**YOUR TASK:**
Output the data that follows exactly, line for line.

**INPUT DATA:**
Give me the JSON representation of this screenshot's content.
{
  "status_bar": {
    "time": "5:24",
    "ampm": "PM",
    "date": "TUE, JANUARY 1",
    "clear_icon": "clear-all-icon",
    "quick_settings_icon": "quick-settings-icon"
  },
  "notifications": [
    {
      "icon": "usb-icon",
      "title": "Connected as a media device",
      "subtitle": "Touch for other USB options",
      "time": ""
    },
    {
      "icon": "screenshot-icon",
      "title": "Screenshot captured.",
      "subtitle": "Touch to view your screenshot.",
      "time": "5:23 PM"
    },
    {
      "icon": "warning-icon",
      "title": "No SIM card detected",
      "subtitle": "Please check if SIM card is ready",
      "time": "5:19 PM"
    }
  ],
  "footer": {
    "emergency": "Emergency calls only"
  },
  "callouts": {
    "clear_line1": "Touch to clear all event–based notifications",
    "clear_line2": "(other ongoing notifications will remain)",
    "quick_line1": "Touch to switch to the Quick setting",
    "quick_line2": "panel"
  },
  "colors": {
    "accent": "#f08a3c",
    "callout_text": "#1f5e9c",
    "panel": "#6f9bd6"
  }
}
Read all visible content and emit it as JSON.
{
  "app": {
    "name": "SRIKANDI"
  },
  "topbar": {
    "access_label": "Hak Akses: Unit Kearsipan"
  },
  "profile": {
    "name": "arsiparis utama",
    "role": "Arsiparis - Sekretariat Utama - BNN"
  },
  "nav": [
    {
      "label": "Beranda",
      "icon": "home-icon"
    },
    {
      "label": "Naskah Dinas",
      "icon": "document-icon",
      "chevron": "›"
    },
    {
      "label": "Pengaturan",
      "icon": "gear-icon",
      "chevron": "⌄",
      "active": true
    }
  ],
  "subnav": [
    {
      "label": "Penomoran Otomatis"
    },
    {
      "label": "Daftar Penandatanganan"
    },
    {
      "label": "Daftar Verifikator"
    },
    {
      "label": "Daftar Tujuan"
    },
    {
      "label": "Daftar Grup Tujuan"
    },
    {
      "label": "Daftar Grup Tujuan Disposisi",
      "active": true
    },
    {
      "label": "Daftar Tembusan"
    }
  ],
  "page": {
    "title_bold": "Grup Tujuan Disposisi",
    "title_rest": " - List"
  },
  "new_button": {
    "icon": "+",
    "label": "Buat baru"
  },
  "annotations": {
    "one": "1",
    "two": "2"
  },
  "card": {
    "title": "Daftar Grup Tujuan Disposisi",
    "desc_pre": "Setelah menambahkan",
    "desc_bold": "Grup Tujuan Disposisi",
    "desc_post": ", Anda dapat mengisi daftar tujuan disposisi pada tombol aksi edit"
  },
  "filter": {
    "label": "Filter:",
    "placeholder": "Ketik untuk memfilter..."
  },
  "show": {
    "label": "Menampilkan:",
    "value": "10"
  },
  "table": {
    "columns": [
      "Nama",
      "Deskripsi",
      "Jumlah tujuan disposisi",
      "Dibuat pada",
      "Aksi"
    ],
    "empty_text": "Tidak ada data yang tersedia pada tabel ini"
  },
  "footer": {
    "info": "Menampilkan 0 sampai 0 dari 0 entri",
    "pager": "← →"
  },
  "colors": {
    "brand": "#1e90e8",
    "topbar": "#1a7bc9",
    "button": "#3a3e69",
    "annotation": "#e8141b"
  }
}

**OUTPUT OF THE EXERCISE:**
Give me the JSON representation of this screenshot's content.
{
  "status_bar": {
    "time": "5:24",
    "ampm": "PM",
    "date": "TUE, JANUARY 1",
    "clear_icon": "clear-all-icon",
    "quick_settings_icon": "quick-settings-icon"
  },
  "notifications": [
    {
      "icon": "usb-icon",
      "title": "Connected as a media device",
      "subtitle": "Touch for other USB options",
      "time": ""
    },
    {
      "icon": "screenshot-icon",
      "title": "Screenshot captured.",
      "subtitle": "Touch to view your screenshot.",
      "time": "5:23 PM"
    },
    {
      "icon": "warning-icon",
      "title": "No SIM card detected",
      "subtitle": "Please check if SIM card is ready",
      "time": "5:19 PM"
    }
  ],
  "footer": {
    "emergency": "Emergency calls only"
  },
  "callouts": {
    "clear_line1": "Touch to clear all event–based notifications",
    "clear_line2": "(other ongoing notifications will remain)",
    "quick_line1": "Touch to switch to the Quick setting",
    "quick_line2": "panel"
  },
  "colors": {
    "accent": "#f08a3c",
    "callout_text": "#1f5e9c",
    "panel": "#6f9bd6"
  }
}
Read all visible content and emit it as JSON.
{
  "app": {
    "name": "SRIKANDI"
  },
  "topbar": {
    "access_label": "Hak Akses: Unit Kearsipan"
  },
  "profile": {
    "name": "arsiparis utama",
    "role": "Arsiparis - Sekretariat Utama - BNN"
  },
  "nav": [
    {
      "label": "Beranda",
      "icon": "home-icon"
    },
    {
      "label": "Naskah Dinas",
      "icon": "document-icon",
      "chevron": "›"
    },
    {
      "label": "Pengaturan",
      "icon": "gear-icon",
      "chevron": "⌄",
      "active": true
    }
  ],
  "subnav": [
    {
      "label": "Penomoran Otomatis"
    },
    {
      "label": "Daftar Penandatanganan"
    },
    {
      "label": "Daftar Verifikator"
    },
    {
      "label": "Daftar Tujuan"
    },
    {
      "label": "Daftar Grup Tujuan"
    },
    {
      "label": "Daftar Grup Tujuan Disposisi",
      "active": true
    },
    {
      "label": "Daftar Tembusan"
    }
  ],
  "page": {
    "title_bold": "Grup Tujuan Disposisi",
    "title_rest": " - List"
  },
  "new_button": {
    "icon": "+",
    "label": "Buat baru"
  },
  "annotations": {
    "one": "1",
    "two": "2"
  },
  "card": {
    "title": "Daftar Grup Tujuan Disposisi",
    "desc_pre": "Setelah menambahkan",
    "desc_bold": "Grup Tujuan Disposisi",
    "desc_post": ", Anda dapat mengisi daftar tujuan disposisi pada tombol aksi edit"
  },
  "filter": {
    "label": "Filter:",
    "placeholder": "Ketik untuk memfilter..."
  },
  "show": {
    "label": "Menampilkan:",
    "value": "10"
  },
  "table": {
    "columns": [
      "Nama",
      "Deskripsi",
      "Jumlah tujuan disposisi",
      "Dibuat pada",
      "Aksi"
    ],
    "empty_text": "Tidak ada data yang tersedia pada tabel ini"
  },
  "footer": {
    "info": "Menampilkan 0 sampai 0 dari 0 entri",
    "pager": "← →"
  },
  "colors": {
    "brand": "#1e90e8",
    "topbar": "#1a7bc9",
    "button": "#3a3e69",
    "annotation": "#e8141b"
  }
}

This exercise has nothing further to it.